Still Hope to Identify William?

As described at the start of this story, it is possible that William is one of the yet to be identified soldiers from the mass grave that was dug by the Germans and only discovered in 2008. We just need to find DNA donors.

If you know anything of the family contacts in Australia or Isle of Man we would like to hear from you.

DNA samples are still being sought for family connections to

SoldierWilliam WATTERSON 1871-1916 married Isabel Winifred HEATH
ParentsJohn WATTERSON b1840, Isle of Man d 1926, Bendigo, Victoria,
married Margaret Jane FARGHER b1843, Isle of Man d. 1906, Bendigo, Victoria
PaternalWilliam WATTERSON and Margaret MULLEN, Isle of Man
MaternalThomas FARGHER and Margaret KERMODE, Isle of Man.

Seeking DNA Donors

Fromelles Association of Australia


The Fromelles Association welcomes all contact regarding this soldier.
(Contact: royce@fromelles.info or geoffrey@fromelles.info).
We also urge any family members to contact and register with the Australian Army
(Contact: army.uwc@defence.gov.au or phone 1800 019 090).

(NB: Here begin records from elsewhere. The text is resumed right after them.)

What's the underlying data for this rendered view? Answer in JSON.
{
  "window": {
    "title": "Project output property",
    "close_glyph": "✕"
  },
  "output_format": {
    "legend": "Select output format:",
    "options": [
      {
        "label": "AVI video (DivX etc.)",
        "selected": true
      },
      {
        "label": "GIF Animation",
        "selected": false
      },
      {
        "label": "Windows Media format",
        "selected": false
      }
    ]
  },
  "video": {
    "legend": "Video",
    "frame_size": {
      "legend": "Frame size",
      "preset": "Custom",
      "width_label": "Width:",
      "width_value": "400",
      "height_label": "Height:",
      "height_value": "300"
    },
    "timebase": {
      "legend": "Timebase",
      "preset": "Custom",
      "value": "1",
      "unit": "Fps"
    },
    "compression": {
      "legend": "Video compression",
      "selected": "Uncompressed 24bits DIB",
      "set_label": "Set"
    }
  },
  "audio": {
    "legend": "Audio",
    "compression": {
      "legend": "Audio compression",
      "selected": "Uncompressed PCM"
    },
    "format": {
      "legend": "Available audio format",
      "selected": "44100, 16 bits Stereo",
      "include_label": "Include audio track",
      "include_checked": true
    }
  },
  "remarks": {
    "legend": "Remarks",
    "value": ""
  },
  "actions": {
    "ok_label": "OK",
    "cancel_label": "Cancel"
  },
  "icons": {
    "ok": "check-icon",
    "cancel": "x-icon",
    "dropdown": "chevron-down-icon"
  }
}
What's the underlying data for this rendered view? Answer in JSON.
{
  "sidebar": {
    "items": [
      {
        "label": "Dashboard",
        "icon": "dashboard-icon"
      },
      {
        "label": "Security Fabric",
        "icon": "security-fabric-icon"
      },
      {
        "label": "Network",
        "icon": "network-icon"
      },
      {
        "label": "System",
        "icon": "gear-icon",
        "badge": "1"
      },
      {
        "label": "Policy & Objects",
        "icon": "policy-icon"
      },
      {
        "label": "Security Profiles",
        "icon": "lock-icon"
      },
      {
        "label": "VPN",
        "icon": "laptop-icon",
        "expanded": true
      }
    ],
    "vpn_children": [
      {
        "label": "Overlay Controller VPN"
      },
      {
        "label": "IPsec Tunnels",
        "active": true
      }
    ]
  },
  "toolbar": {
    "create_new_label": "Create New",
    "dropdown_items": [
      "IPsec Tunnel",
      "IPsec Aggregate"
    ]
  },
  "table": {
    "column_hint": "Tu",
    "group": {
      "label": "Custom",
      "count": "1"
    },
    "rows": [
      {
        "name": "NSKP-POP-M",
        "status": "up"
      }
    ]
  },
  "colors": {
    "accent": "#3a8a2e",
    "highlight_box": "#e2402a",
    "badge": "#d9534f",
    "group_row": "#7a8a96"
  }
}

The Fromelles Association maintains this web site, purely by donations received.
If you are able, please contribute to the upkeep of this resource.
(Contact: bill@fromelles.info ).